  1. Pay attention to geometry. Vertical and horizontal lines should remain vertical and horizontal. The viewer should have a correct perspective over the photographed space. Ultra wide-angle lenses, for example, may create distortions at the edge of the frame. So pay attention to geometry and verify that your photographs respect the space. You may need to get to the furniture’s level, photograph from beyond a door, or level the camera on a flat surface (or a tripod).
  2. Respect the rules of composition. The rule of thirds works magic in real estate photography. It allows you to have just enough of the floor, walls, and ceiling and to balance everything perfectly. But you can also try other rules, such as the golden rule, the triangle rule, and the rule of odds.

Where I Can Be Hired as a Real Estate Photographer?

As a real estate photographer, you can work full-time for a real estate magazine or agency, an architecture or design studio, or a construction development company. They need photographers on site all the time, either to showcase their products and services or to document the construction process. To look for employment as a real estate photographer check out websites like Indeed and Glassdoor.

However, as a beginner real estate photographer you may want to work as a freelancer until you become an established photographer and even after that. There are plenty of freelancer websites where you can look for project-based work, such as Fiverr and Upwork. Make sure you create a strong portfolio that showcases your skills and ask for the right price. Freelancer platforms are competitive places where many photographers look for work.

You can also be hired as a real estate photographer through your professional and personal network. For example, you can use LinkedIn to publish your CV, connect with people with similar professional interests, attend events, and look for jobs. Or you can create and share an online portfolio, enter photography communities such as Viewbug, sell real estate stock images, or take real estate photography classes.

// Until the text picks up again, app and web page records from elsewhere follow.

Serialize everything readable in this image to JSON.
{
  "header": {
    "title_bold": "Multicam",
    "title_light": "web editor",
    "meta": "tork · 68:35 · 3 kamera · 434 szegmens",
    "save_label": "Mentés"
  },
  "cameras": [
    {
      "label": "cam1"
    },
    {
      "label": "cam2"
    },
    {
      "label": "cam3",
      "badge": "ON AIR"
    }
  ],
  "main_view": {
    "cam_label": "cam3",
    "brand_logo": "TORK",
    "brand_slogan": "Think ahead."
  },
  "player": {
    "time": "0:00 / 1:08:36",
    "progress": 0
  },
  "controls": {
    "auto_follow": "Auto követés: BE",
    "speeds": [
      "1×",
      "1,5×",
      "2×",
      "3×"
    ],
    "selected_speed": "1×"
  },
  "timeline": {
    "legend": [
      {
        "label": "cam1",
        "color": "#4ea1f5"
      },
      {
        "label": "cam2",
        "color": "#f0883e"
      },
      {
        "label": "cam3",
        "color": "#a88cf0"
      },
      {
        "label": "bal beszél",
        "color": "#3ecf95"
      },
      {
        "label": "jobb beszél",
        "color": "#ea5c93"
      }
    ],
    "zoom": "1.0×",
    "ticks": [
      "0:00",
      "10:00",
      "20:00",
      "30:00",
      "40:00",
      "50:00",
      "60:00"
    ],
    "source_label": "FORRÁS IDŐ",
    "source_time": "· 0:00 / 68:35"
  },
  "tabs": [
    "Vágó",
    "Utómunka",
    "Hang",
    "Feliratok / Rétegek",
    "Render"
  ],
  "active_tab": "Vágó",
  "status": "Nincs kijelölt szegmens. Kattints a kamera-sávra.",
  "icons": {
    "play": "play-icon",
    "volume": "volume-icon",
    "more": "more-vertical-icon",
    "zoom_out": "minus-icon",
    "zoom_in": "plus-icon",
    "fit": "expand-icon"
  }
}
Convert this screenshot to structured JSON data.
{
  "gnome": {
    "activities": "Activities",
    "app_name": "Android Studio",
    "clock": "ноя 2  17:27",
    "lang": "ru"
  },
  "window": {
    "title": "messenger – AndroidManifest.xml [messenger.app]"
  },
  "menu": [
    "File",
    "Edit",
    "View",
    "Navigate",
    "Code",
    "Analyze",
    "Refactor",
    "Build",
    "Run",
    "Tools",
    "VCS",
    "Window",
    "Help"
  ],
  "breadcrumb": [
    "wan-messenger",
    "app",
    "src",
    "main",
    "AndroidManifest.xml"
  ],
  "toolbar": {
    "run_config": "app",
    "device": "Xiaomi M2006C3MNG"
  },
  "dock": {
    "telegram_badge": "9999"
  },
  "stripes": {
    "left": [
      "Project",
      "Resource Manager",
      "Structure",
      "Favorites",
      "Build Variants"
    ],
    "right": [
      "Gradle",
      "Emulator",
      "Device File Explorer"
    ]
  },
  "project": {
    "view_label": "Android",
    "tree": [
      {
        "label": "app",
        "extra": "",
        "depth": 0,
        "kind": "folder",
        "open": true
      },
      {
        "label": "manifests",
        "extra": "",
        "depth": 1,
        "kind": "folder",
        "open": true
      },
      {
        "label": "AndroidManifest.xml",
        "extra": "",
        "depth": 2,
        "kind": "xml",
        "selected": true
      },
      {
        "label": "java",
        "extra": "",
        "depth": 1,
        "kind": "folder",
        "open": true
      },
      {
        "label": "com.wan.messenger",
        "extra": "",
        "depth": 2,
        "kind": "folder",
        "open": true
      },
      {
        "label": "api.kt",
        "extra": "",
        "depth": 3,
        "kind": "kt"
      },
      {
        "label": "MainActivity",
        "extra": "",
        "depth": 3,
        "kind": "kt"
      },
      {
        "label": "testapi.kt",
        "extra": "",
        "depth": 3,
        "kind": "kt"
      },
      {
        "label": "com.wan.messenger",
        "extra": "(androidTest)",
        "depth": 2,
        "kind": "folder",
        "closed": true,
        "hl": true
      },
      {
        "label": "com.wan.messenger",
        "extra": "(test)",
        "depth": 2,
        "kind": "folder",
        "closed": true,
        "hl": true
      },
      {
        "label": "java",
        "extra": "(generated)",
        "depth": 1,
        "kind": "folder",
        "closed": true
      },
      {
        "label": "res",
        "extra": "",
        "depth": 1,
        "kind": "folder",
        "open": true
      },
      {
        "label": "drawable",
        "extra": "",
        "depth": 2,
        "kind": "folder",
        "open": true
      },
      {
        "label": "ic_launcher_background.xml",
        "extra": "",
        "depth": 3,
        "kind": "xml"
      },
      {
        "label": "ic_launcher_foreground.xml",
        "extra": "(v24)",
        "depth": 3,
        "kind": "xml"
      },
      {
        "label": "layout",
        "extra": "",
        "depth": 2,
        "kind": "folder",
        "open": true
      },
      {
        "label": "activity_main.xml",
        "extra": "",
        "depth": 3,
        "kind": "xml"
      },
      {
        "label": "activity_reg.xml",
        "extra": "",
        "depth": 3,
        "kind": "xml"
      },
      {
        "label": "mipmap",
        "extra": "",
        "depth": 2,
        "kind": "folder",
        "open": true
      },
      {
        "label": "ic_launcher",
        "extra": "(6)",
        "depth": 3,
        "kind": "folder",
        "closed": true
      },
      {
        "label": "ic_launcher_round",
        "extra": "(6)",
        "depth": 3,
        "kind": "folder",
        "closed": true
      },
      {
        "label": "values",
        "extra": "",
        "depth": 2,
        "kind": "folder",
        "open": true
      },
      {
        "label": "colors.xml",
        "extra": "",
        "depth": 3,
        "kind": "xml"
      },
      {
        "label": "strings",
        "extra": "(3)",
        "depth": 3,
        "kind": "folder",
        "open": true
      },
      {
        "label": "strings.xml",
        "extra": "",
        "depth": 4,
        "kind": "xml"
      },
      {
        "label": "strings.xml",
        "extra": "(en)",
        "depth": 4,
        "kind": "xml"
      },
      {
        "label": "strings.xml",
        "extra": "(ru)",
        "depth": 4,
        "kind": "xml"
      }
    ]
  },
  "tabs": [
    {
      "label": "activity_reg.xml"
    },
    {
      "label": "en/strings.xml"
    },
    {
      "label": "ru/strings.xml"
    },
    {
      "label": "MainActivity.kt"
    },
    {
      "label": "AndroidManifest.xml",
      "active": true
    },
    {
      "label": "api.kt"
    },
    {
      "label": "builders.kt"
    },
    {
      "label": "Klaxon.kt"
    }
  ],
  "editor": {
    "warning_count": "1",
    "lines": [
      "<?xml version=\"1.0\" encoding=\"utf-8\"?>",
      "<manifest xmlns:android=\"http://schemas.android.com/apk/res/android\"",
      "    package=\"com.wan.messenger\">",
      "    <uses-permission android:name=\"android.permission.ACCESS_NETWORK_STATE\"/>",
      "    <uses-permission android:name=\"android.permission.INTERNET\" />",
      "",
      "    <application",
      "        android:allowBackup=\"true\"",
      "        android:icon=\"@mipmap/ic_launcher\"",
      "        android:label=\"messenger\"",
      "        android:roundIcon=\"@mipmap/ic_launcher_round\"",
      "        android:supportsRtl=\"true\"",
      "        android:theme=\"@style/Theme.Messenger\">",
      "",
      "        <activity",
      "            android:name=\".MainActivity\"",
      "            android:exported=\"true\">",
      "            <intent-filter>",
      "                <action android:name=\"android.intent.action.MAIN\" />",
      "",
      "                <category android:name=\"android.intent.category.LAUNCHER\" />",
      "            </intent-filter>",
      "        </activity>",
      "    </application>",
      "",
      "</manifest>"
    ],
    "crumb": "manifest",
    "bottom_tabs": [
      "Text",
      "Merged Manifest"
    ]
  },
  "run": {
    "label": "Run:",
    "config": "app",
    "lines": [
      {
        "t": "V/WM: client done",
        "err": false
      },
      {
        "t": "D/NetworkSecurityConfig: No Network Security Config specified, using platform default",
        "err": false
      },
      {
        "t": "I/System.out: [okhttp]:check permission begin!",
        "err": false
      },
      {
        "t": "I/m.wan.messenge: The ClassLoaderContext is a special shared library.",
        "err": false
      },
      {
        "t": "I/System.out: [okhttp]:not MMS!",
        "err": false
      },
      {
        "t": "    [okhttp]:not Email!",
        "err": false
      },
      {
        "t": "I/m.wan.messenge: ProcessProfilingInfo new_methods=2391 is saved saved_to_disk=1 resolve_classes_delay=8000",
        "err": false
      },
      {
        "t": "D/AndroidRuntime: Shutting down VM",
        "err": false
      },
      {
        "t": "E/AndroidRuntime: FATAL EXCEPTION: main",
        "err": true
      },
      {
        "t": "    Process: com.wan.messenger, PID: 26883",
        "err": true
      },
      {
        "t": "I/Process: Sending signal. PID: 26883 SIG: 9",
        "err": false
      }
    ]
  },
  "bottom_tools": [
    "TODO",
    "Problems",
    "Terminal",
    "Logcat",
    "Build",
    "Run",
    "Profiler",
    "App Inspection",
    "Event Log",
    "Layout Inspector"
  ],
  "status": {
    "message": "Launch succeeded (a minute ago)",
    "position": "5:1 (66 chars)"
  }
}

Last but not least, you depend on your location. While you can travel worldwide for a real estate photography shop, the expenses will be too much for any client to cover or for you to support. Thus, most likely you’ll take jobs near your home. Decide how far you are willing (and able) to travel for a job and start looking for jobs in your area. Visit real estate agencies and architecture and design studios and ask if they need your help. Be prepared to show a portfolio, take on small projects, and deliver exquisite quality.

The road goes both ways. If you are someone looking to hire a real estate photographer, consider the size of your project. Do you need a long-term collaboration or a project-based one? In the first scenario, you’d be better with a full-time or part-time real estate photographer, and you can look for them on headhunting platforms or through HR agencies. In the second scenario, a freelancer is a better choice. Scan freelancer apps and your professional network, ask people who use similar services, or browse through photography communities until you find the right person.

Long story short... how to take real estate pictures?

Real estate photography has strict rules and little room for artistic expression, but it doesn’t have to be generic and full of clichés. Focus on delivering outstanding image quality, realistic perspectives, and something from the story behind the scenes. Create your own photography style, both professional and personal, and build your business around it.